The fear of the aggressiveness of an independent German great power, which is no longer part of an alliance of other powerful states, is also often raised against an exit. The idea, however, that German imperialism would be ensnared by membership of the Western alliance of aggression led by the United States seems rather absurd. As the development since the annexation of the former GDR shows, NATO was and is the indispensable framework for the development of the reunited Germany into a “normal” military superpower. It was the NATO war against Yugoslavia, in which it was able to give up its previous restraint and actively participate in a war again for the first time after 1945, and the war in Afghanistan again enabled the German armed forces to gain their first practical combat experience. Outside NATO, the Bundeswehr would have barely gone beyond Blue Helmet missions in unnations missions to date.

It is true that the ruling circles are endeavouring to develop a second pillar through the establishment of independent military structures of the EU. Nevertheless, the possibilities of using military means to assert their own interests would be quite limited for the foreseeable future after a break-up from the US-dominated camp. Not only in Washington, but also in the capitals of the other Western European powers, German politics would be extremely suspicious.

Above all, an exit would not be in isolation from the other political developments in the country. If the left and peace-moving forces will ever be so strong as to put it on the agenda, they will certainly also have the power to push back German militarism, enforce disarmament steps and limit the Bundeswehr’s ability to intervene. And, of course, in addition to leaving NATO, the withdrawal from the EU’s military structures would also be on the agenda.
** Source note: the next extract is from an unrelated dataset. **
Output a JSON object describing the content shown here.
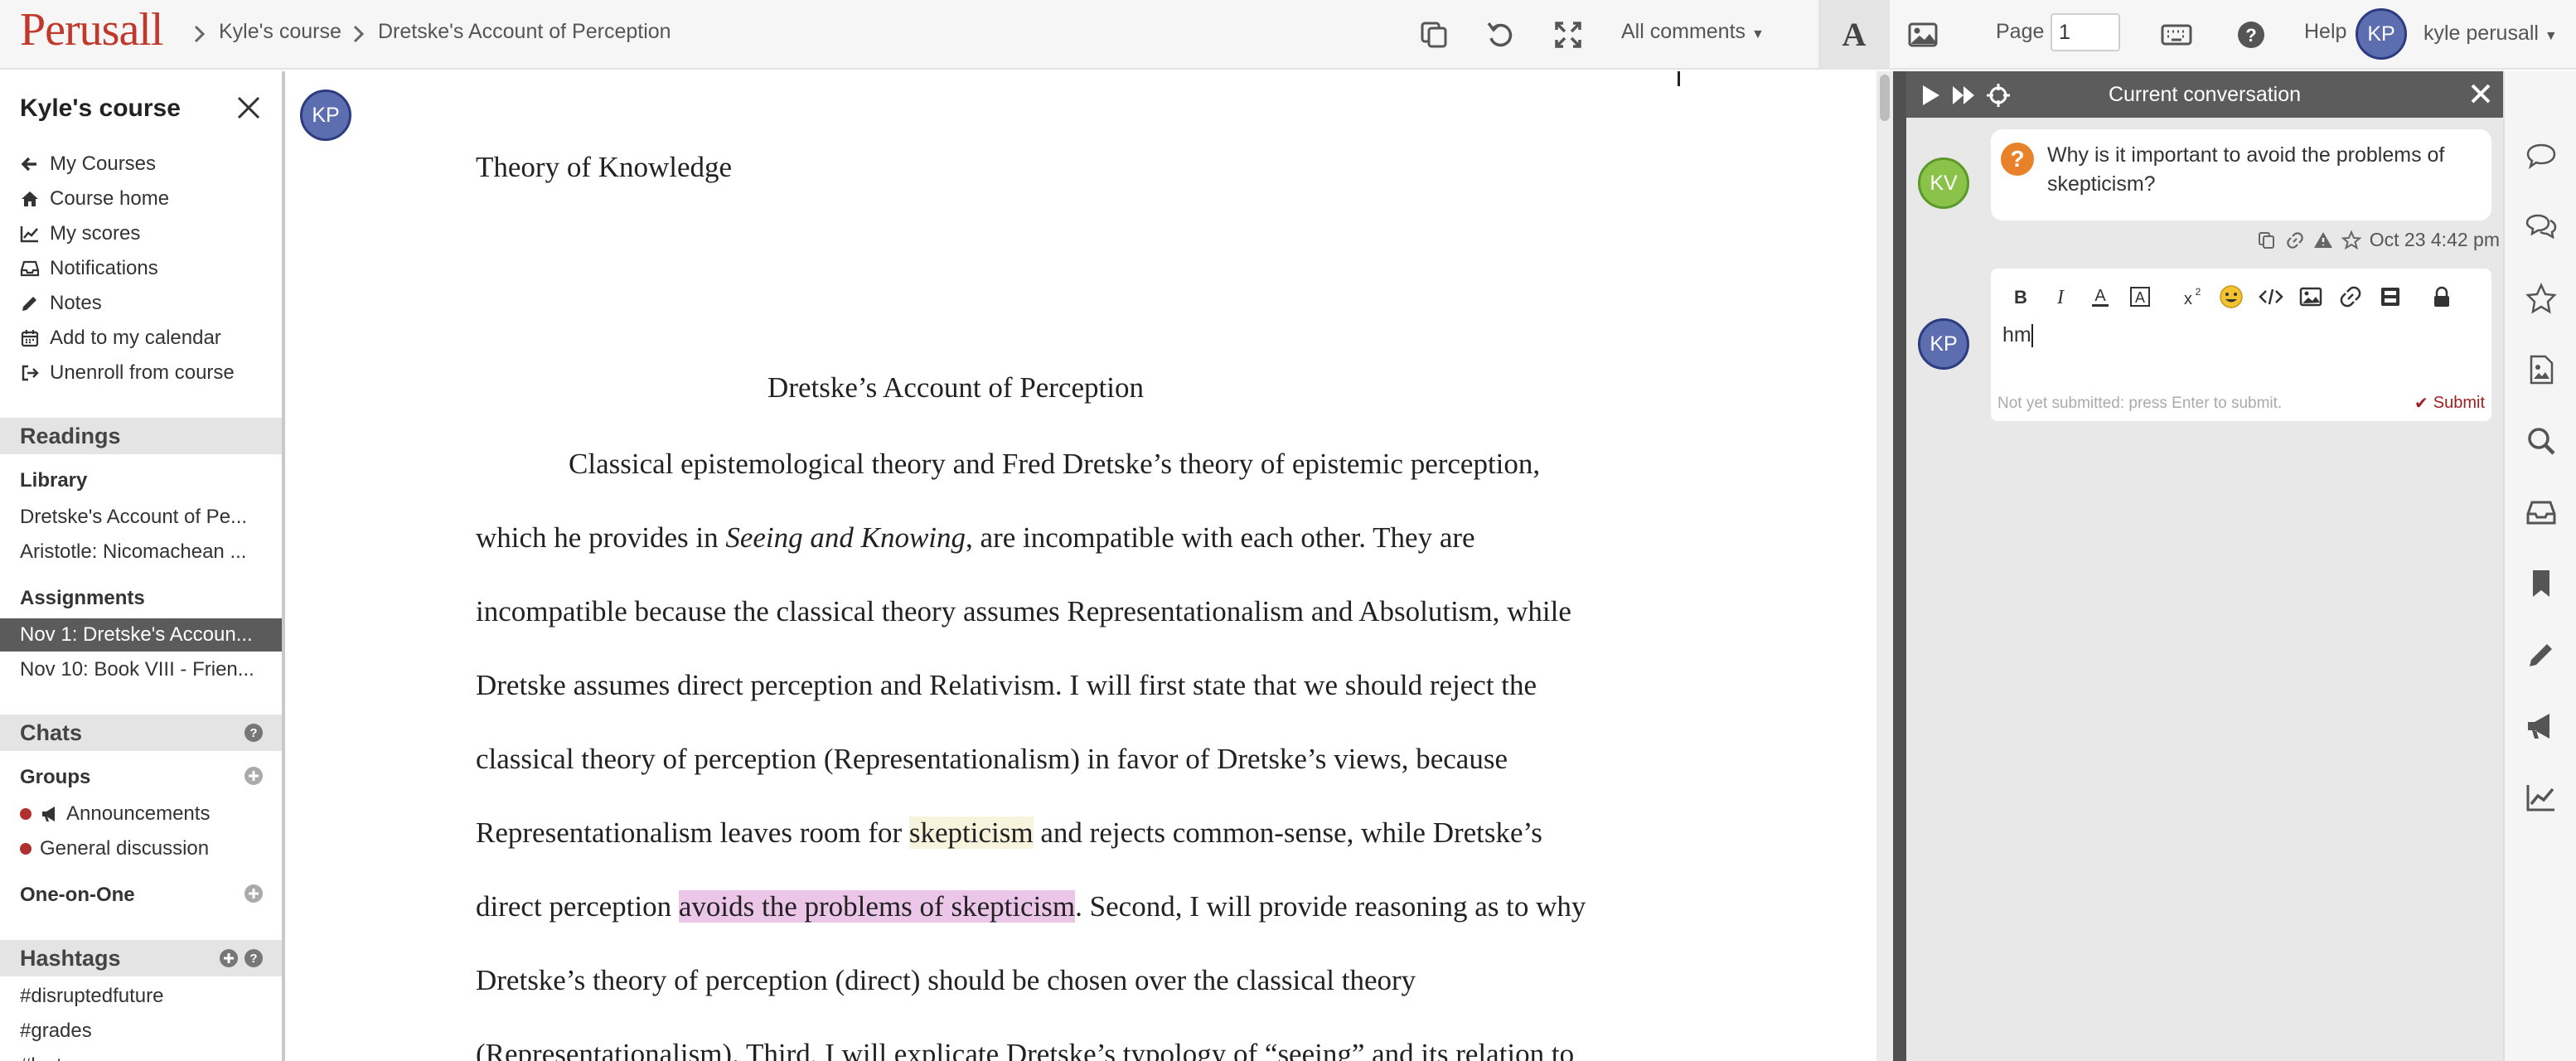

In June 2016, the DIE LINKE Group tabled a motion in the Bundestag to “replace NATO with a collective system for peace and security in Europe, including Russia”. As a first step in this path, it calls for “the withdrawal from NATO’s military and command structures” and the termination of the NATO troop statute, as well as an agreement with the US, Great Britain and France on the withdrawal of their troops from Germany. Restricting it to withdrawal from military integration would not simply leave NATO to its own devices, according to the left-wing group, but would allow Berlin to continue to influence NATO’s decisions. It also sounds more realistic, since there are already precedents for such a move: in 1966 Charles de Gaulle had declared such an exit, Greece followed in 1974 and Spain in 1982. This led to some turbulence in the alliance, but did not lead to a break between these states and the United States and the other states of the alliance. All three, however, continued to support the US course politically during this period and later rejoined fully (Greece 1980, Spain in 1999 and France in 2009). This already shows the limitations of such a measure. Moreover, the idea that a military-disembarked Germany could moderate NATO’s war policy seems rather naive.

As a first step towards a complete withdrawal, coupled with the termination of the agreements that allow foreign troops to use military bases on German territory, leaving the military structures would, of course, be a huge success. In this sense, the initiative of the Left Group is to be welcomed. Nevertheless, the peace movement should continue to be consistent and easier to convey “get out of NATO”.